World Sleep Day is Friday March 18, and it’s dedicated by the World Association of Sleep Medicine (WASM) to educating the public on the importance of quality sleep. The day’s slogan “Good Sleep is a Reachable Dream.”

According to WASM, 4 percent of the U.S. adult population suffers from obstructive sleep apnea. In addition, sleep apnea is especially a problem for truck drivers.

But what are the facts on sleep apnea?

Here are five things to know about sleep apnea:

1. What is obstructive sleep apnea? Obstructive sleep apnea occurs when the upper throat muscles become too relaxed during sleep and restrict the airway. This can happen for 10 seconds to a minute or longer, according to WASM, and causes the blood’s oxygen level to drop. 

2. What are the symptoms of sleep apnea? Nighttime symptoms of sleep apnea, according to Phillips Respironics, include: loud persistent snoring, witnessed pauses in breathing, restless sleep, frequent bathroom visits, and choking or gasping for air during sleep.
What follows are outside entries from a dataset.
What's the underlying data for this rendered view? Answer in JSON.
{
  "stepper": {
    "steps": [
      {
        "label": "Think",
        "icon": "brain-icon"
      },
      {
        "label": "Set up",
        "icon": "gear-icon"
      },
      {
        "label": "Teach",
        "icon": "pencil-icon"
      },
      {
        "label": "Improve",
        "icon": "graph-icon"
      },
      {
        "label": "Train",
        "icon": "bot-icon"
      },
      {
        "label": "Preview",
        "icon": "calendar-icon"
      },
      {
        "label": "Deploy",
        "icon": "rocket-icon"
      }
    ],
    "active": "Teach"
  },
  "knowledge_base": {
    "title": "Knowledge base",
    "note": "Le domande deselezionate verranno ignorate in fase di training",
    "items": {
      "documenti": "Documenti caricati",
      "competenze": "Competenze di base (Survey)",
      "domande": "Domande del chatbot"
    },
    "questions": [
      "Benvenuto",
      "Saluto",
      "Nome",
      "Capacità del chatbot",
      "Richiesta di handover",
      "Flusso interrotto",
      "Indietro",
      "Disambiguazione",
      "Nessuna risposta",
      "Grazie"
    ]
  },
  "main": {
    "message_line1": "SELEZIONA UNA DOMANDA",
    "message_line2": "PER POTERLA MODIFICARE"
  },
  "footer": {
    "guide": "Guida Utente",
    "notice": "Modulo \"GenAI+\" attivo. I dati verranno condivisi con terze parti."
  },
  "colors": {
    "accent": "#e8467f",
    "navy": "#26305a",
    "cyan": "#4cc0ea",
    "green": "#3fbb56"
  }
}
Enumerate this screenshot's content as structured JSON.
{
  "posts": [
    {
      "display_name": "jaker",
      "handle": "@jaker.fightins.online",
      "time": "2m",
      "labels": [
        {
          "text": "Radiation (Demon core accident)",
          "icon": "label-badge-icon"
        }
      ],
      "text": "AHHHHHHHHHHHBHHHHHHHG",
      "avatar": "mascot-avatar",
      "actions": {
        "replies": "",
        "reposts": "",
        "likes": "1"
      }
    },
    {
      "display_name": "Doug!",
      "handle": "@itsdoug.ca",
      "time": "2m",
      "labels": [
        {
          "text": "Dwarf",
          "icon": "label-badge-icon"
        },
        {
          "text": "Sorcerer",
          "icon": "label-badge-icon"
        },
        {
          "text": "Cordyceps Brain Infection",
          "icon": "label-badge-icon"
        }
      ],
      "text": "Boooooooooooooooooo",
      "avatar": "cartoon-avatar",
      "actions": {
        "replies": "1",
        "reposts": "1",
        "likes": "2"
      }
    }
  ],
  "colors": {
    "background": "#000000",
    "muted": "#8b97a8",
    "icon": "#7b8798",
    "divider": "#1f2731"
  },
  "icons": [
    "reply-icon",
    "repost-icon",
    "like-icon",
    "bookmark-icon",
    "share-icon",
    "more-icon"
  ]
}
Phillips Respironics says daytime symptoms of sleep apnea include early morning headaches, excessive daytime fatigue, depression or irritability, sleepiness during routine activities and poor concentration.

3. What is a CPAP machine, and what does it do? CPAP stands for continuous positive airway pressure. CPAP machines work to alleviate sleep apnea by constantly flowing airway pressure to the throat so airways remain open during sleep, according to Phillips Respironics. There are multiple types of CPAP masks that vary to match an individual’s sleeping habits. CPAP mask styles include nasal masks, full face masks, minimal contact masks and more.

4. What harm does sleep apnea cause? According to the National Heart, Lung and Blood Institute, sleep apnea can increase an individual’s risk of heart failure, diabetes, stroke, high blood pressure, heart attack, obesity, arrhythmias and can increase the chance of an individual having a driving or work accident.

5. Is there only one kind of sleep apnea? The short answer is no. There are three main types of sleep apnea, according to Mayo Clinic. Obstructive sleep apnea is the most common form of sleep apnea. Central sleep apnea happens when the brain fails to send accurate signals to the muscles that control breathing, while complex sleep apnea syndrome happens when an individual experiences a hybrid of obstructive sleep apnea and central sleep apnea.